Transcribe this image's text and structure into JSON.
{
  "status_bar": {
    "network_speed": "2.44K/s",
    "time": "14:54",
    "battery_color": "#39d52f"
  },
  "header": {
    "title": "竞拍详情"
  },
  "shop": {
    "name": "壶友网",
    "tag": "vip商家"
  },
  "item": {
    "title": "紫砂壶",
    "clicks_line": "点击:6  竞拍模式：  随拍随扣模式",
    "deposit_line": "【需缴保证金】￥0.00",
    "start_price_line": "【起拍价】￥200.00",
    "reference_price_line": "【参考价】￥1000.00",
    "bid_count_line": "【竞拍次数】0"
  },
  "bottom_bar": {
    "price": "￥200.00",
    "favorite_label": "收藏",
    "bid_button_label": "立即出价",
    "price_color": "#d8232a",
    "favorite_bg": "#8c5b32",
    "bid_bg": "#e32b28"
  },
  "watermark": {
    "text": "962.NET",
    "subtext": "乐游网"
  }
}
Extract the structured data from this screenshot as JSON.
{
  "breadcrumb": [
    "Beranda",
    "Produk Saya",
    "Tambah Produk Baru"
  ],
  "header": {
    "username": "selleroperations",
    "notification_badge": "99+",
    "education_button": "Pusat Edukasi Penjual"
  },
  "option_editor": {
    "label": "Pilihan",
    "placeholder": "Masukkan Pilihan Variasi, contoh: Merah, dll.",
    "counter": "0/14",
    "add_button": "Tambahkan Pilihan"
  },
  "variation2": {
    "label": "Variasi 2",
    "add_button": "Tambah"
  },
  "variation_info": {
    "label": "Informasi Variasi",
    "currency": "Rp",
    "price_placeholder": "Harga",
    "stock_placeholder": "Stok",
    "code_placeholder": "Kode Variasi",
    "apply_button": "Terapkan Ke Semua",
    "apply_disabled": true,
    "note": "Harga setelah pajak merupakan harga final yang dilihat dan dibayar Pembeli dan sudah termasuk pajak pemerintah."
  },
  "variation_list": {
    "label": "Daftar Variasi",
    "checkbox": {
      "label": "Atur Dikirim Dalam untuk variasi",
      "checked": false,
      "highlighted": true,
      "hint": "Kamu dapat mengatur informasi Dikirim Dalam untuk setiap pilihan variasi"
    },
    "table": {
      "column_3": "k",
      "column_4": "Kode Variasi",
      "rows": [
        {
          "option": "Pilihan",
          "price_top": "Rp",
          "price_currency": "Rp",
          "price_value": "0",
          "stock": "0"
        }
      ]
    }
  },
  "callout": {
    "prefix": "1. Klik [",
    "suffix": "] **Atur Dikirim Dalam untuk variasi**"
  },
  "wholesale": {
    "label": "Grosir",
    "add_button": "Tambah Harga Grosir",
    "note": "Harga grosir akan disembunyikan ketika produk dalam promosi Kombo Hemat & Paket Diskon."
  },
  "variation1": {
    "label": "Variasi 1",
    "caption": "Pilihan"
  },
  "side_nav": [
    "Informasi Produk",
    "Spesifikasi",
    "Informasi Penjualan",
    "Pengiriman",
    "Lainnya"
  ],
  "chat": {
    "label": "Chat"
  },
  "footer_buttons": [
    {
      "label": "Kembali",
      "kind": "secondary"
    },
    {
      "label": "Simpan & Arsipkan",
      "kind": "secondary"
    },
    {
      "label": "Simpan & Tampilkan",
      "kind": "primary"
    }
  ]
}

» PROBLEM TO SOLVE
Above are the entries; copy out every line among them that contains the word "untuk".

» ANSWER BELOW
      "label": "Atur Dikirim Dalam untuk variasi",
      "hint": "Kamu dapat mengatur informasi Dikirim Dalam untuk setiap pilihan variasi"
    "suffix": "] **Atur Dikirim Dalam untuk variasi**"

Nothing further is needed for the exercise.